■ **Task instructions**
Read the data below line by line and copy each one with "this" in it.

■ **Working data**
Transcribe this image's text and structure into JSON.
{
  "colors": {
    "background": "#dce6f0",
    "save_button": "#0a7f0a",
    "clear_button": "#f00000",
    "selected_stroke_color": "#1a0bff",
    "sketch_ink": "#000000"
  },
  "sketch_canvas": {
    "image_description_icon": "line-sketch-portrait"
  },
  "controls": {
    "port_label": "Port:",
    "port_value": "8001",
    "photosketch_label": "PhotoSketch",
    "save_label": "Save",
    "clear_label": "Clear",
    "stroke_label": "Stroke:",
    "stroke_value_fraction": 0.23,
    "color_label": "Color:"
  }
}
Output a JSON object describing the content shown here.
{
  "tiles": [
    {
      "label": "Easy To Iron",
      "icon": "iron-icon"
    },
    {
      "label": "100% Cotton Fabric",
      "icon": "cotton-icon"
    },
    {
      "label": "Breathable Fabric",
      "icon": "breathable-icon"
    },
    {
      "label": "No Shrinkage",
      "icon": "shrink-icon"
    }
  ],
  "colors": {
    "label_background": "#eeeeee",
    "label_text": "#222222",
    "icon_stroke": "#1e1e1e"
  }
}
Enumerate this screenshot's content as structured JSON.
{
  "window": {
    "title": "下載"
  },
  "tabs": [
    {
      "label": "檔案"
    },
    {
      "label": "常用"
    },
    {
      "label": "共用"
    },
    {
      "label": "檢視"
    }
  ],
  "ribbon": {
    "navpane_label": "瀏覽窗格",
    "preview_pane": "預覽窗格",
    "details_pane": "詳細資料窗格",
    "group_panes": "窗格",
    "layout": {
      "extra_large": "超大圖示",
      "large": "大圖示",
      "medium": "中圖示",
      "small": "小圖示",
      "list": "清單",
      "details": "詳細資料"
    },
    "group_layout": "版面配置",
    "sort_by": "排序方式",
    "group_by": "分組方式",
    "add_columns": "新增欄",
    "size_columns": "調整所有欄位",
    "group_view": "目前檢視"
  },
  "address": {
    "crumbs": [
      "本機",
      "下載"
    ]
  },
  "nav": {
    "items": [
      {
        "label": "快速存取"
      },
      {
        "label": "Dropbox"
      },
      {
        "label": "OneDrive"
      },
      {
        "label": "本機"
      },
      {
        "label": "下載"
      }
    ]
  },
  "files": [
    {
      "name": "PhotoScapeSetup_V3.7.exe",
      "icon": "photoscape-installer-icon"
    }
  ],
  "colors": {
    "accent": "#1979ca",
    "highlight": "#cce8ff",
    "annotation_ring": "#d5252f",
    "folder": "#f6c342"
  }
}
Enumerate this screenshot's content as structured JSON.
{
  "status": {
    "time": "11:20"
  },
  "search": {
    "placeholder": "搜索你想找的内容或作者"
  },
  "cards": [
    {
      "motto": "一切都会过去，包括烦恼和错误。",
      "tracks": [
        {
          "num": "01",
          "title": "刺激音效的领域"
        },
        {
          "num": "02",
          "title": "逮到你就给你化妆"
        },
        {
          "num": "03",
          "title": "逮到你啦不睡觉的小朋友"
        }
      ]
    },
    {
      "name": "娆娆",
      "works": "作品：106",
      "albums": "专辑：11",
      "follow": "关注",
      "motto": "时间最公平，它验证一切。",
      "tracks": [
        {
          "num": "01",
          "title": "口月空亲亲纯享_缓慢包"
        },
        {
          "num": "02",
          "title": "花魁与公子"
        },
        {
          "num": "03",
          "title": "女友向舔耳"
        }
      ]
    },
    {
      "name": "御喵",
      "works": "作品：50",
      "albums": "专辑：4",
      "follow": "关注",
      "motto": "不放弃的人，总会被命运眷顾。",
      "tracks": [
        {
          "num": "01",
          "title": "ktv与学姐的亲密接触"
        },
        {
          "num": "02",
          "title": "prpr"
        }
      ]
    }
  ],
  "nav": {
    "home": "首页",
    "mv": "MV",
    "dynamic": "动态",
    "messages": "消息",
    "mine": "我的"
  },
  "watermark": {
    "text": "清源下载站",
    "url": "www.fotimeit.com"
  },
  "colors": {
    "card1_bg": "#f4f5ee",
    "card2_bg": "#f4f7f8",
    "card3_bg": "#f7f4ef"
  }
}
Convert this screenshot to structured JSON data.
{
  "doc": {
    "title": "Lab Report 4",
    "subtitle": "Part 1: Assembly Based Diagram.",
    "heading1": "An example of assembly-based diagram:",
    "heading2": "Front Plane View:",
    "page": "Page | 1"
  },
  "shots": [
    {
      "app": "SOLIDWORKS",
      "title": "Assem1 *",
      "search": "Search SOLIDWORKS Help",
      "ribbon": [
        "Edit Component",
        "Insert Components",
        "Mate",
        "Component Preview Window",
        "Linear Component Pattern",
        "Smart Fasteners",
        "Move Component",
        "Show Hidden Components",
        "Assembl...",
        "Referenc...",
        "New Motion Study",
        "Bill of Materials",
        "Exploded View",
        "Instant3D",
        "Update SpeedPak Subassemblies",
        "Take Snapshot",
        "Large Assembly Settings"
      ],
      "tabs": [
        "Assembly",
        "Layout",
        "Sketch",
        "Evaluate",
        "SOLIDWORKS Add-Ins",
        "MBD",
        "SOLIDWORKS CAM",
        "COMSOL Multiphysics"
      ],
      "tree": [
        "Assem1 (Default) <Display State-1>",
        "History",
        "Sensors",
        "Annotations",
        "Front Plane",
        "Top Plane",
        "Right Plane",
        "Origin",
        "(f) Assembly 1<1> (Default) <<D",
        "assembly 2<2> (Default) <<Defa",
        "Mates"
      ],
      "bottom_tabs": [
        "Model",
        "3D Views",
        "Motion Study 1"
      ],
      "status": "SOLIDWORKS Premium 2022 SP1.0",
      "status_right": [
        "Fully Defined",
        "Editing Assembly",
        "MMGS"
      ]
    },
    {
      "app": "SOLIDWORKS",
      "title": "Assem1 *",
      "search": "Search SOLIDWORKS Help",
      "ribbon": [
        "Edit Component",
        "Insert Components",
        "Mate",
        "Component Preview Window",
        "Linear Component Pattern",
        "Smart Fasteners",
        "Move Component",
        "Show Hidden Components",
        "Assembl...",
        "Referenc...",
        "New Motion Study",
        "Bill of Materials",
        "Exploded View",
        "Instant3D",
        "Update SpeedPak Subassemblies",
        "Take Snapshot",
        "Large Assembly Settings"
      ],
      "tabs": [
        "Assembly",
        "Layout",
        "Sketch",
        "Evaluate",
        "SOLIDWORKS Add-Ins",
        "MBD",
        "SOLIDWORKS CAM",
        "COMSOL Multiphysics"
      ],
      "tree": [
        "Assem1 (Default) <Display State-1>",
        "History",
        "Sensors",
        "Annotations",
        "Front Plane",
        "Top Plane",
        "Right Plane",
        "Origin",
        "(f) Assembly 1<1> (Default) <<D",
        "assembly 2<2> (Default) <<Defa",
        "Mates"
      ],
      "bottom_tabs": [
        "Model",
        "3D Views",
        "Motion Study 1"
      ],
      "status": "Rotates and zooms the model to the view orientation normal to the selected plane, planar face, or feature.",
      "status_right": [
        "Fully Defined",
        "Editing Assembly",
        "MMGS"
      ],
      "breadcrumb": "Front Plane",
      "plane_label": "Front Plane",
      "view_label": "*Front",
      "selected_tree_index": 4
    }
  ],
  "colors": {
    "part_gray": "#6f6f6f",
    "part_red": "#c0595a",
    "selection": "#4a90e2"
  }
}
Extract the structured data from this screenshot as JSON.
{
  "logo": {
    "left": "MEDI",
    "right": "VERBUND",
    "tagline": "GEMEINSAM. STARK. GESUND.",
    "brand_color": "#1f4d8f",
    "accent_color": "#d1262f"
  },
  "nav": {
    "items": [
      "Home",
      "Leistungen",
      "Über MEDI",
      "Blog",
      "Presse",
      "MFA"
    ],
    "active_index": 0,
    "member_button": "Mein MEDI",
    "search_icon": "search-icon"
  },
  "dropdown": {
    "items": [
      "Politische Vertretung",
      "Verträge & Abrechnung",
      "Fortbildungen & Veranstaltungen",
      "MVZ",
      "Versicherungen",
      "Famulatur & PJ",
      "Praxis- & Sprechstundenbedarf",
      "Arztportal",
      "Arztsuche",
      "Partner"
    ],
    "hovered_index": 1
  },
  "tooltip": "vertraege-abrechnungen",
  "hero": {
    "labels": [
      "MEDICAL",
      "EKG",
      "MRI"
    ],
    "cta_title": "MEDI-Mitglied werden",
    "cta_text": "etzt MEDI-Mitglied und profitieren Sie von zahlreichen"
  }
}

■ **Worked solution**
Transcribe this image's text and structure into JSON.
Enumerate this screenshot's content as structured JSON.
Enumerate this screenshot's content as structured JSON.
Convert this screenshot to structured JSON data.
Extract the structured data from this screenshot as JSON.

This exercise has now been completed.